GROUND WOUNDWORT : Stachys sylvatica
The Wildlife Trust note that The unpleasant, astringent smell of Hedge woundwort makes this medium-sized plant of woodlands, hedgerows and roadside verges stand out from the crowd. The also say that it is common and unremarkable. But this is overstating it. It is really quite a pleasant plant to see. The smell is particularly apparent when the plant is crushed, but then we don't usually go around doing that.
Hedge woundwort has hairy stems that bear whorls of 'hooded', magenta-pink flowers with white markings. Its hairy leaves are dark green, heart-shaped and toothed.
The Incredible Edible blog points to its name and practical usage. As its name suggests it has been used as a wound-healing herb and enjoyed quite a reputation in the past, as its other name, Allheal, suggests. Culpeper tells us that it is “inferior to none” in its ability to heal wounds. Although it is little used today it appears that it is a very powerful remedy that we should know more about. As well as being healing to the tissues, it also arrests bleeding and is an antiseptic.

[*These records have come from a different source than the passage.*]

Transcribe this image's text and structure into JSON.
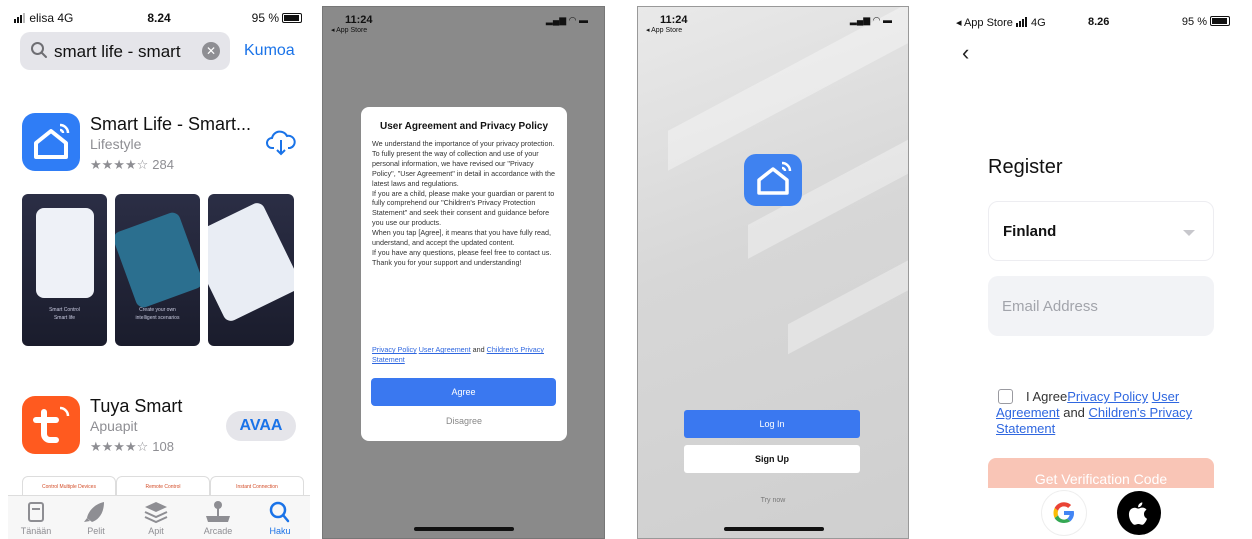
{
  "appstore": {
    "status": {
      "carrier": "elisa",
      "network": "4G",
      "time": "8.24",
      "battery": "95 %"
    },
    "search": {
      "query": "smart life - smart",
      "cancel": "Kumoa"
    },
    "results": [
      {
        "title": "Smart Life - Smart...",
        "category": "Lifestyle",
        "stars": "★★★★☆",
        "count": "284"
      },
      {
        "title": "Tuya Smart",
        "category": "Apuapit",
        "stars": "★★★★☆",
        "count": "108",
        "action": "AVAA"
      }
    ],
    "screenshots": [
      {
        "caption": "Smart Control\nSmart life"
      },
      {
        "caption": "Create your own\nintelligent scenarios"
      },
      {
        "caption": ""
      }
    ],
    "promos": [
      "Control Multiple Devices",
      "Remote Control",
      "Instant Connection"
    ],
    "tabs": [
      "Tänään",
      "Pelit",
      "Apit",
      "Arcade",
      "Haku"
    ],
    "colors": {
      "accent": "#1a73e8",
      "smart_life_blue": "#2f7df6",
      "tuya_orange": "#ff5a1f"
    }
  },
  "dialog": {
    "status": {
      "time": "11:24",
      "back": "◂ App Store"
    },
    "title": "User Agreement and Privacy Policy",
    "body": [
      "We understand the importance of your privacy protection. To fully present the way of collection and use of your personal information, we have revised our \"Privacy Policy\", \"User Agreement\" in detail in accordance with the latest laws and regulations.",
      "If you are a child, please make your guardian or parent to fully comprehend our \"Children's Privacy Protection Statement\" and seek their consent and guidance before you use our products.",
      "When you tap [Agree], it means that you have fully read, understand, and accept the updated content.",
      "If you have any questions, please feel free to contact us.",
      "Thank you for your support and understanding!"
    ],
    "link_privacy": "Privacy Policy",
    "link_user": "User Agreement",
    "link_and": "and",
    "link_children": "Children's Privacy Statement",
    "agree": "Agree",
    "disagree": "Disagree"
  },
  "login": {
    "status": {
      "time": "11:24",
      "back": "◂ App Store"
    },
    "login": "Log In",
    "signup": "Sign Up",
    "trynow": "Try now"
  },
  "register": {
    "status": {
      "back": "◂ App Store",
      "network": "4G",
      "time": "8.26",
      "battery": "95 %"
    },
    "title": "Register",
    "country": "Finland",
    "email_placeholder": "Email Address",
    "agree_prefix": "I Agree",
    "link_privacy": "Privacy Policy",
    "link_user": "User Agreement",
    "agree_and": "and",
    "link_children": "Children's Privacy Statement",
    "verify": "Get Verification Code",
    "colors": {
      "verify_bg": "#f9c5b6",
      "link": "#2f67e0"
    }
  }
}
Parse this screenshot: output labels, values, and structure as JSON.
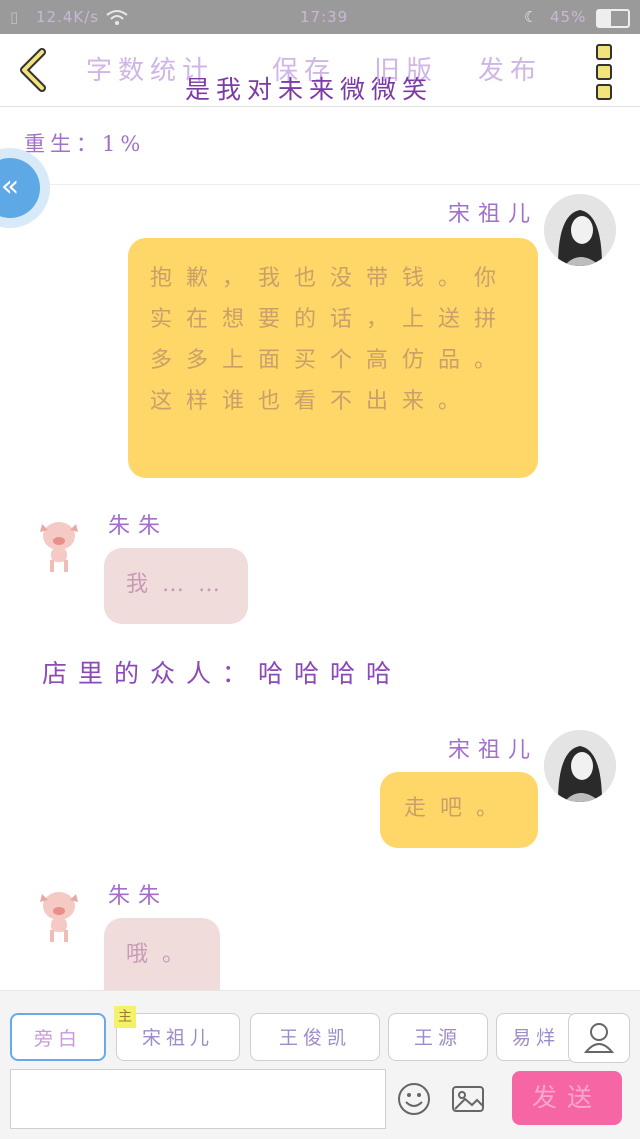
{
  "status": {
    "speed": "12.4K/s",
    "time": "17:39",
    "battery": "45%"
  },
  "header": {
    "menu": [
      "字数统计",
      "保存",
      "旧版",
      "发布"
    ],
    "subtitle": "是我对未来微微笑"
  },
  "rebirth_label": "重生：1%",
  "messages": [
    {
      "speaker": "宋祖儿",
      "side": "right",
      "text": "抱歉，我也没带钱。你实在想要的话，上送拼多多上面买个高仿品。这样谁也看不出来。"
    },
    {
      "speaker": "朱朱",
      "side": "left",
      "text": "我……"
    },
    {
      "speaker": "店里的众人：哈哈哈哈",
      "side": "center",
      "text": ""
    },
    {
      "speaker": "宋祖儿",
      "side": "right",
      "text": "走吧。"
    },
    {
      "speaker": "朱朱",
      "side": "left",
      "text": "哦。"
    }
  ],
  "role_chips": [
    "旁白",
    "宋祖儿",
    "王俊凯",
    "王源",
    "易烊"
  ],
  "main_tag": "主",
  "send_label": "发送",
  "icons": [
    "back-icon",
    "more-icon",
    "collapse-icon",
    "user-icon",
    "emoji-icon",
    "image-icon",
    "wifi-icon",
    "moon-icon",
    "battery-icon"
  ]
}
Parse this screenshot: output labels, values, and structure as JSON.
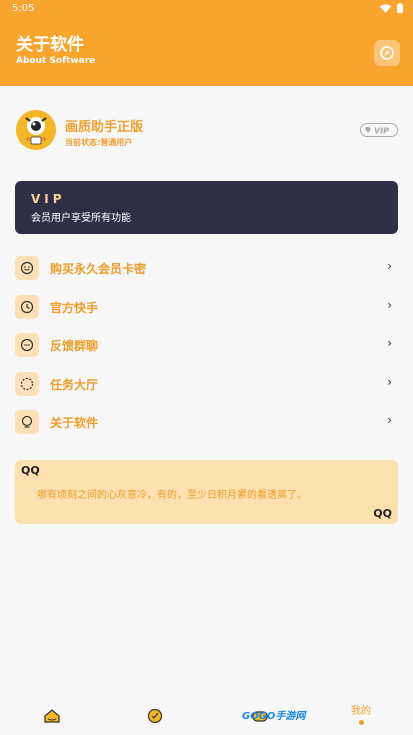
{
  "status_bar": {
    "time": "5:05"
  },
  "header": {
    "title": "关于软件",
    "subtitle": "About Software"
  },
  "profile": {
    "name": "画质助手正版",
    "status": "当前状态:普通用户",
    "badge": "VIP"
  },
  "vip_card": {
    "title": "VIP",
    "description": "会员用户享受所有功能"
  },
  "menu": {
    "items": [
      {
        "label": "购买永久会员卡密",
        "icon": "card-icon"
      },
      {
        "label": "官方快手",
        "icon": "clock-icon"
      },
      {
        "label": "反馈群聊",
        "icon": "chat-icon"
      },
      {
        "label": "任务大厅",
        "icon": "task-icon"
      },
      {
        "label": "关于软件",
        "icon": "info-icon"
      }
    ],
    "arrow": "›"
  },
  "quote": {
    "open_mark": "QQ",
    "close_mark": "QQ",
    "text": "哪有顷刻之间的心灰意冷，有的，至少日积月累的看透离了。"
  },
  "bottom_nav": {
    "items": [
      {
        "icon": "home-icon"
      },
      {
        "icon": "explore-icon"
      },
      {
        "icon": "game-icon"
      },
      {
        "label": "我的",
        "icon": "mine-dot"
      }
    ],
    "watermark": "GOGO手游网"
  },
  "colors": {
    "primary": "#f9a52d",
    "accent_text": "#ee9e2a",
    "vip_bg": "#2f3047"
  }
}
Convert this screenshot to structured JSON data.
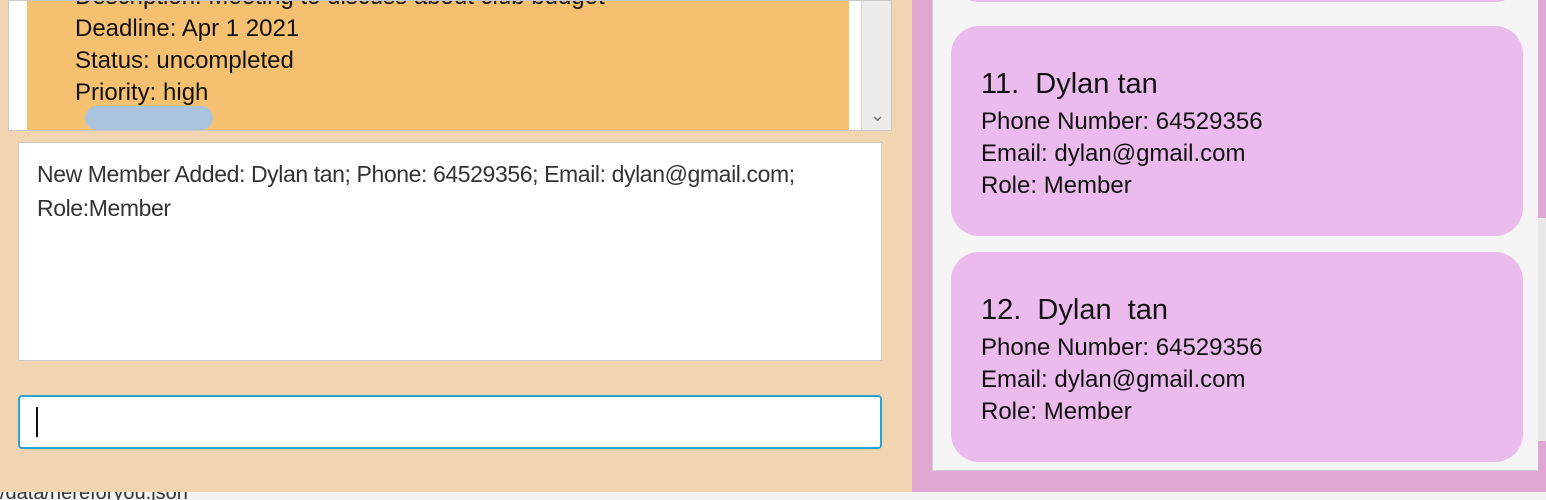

INCREDIBLE EDIBLE : https://incredible-edible-todmorden.co.uk/apothecary/hedge-woundwort